Records to use below:

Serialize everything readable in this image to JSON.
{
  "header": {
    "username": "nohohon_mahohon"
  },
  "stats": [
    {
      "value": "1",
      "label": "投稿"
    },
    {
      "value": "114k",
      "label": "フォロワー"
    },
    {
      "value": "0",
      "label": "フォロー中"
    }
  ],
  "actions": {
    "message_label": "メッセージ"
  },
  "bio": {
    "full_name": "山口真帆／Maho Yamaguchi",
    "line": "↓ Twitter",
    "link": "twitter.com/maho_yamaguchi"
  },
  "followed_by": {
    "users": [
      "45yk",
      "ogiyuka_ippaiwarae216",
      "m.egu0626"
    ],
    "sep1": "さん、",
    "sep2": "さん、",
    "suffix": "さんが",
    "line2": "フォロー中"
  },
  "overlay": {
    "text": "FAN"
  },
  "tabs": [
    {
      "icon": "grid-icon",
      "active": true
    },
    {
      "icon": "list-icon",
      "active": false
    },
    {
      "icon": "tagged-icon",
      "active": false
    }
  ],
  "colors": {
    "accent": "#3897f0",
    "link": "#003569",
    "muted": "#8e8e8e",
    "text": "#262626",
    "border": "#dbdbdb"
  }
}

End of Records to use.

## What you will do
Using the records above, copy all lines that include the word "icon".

## Reply to the exercise
      "icon": "grid-icon",
      "icon": "list-icon",
      "icon": "tagged-icon",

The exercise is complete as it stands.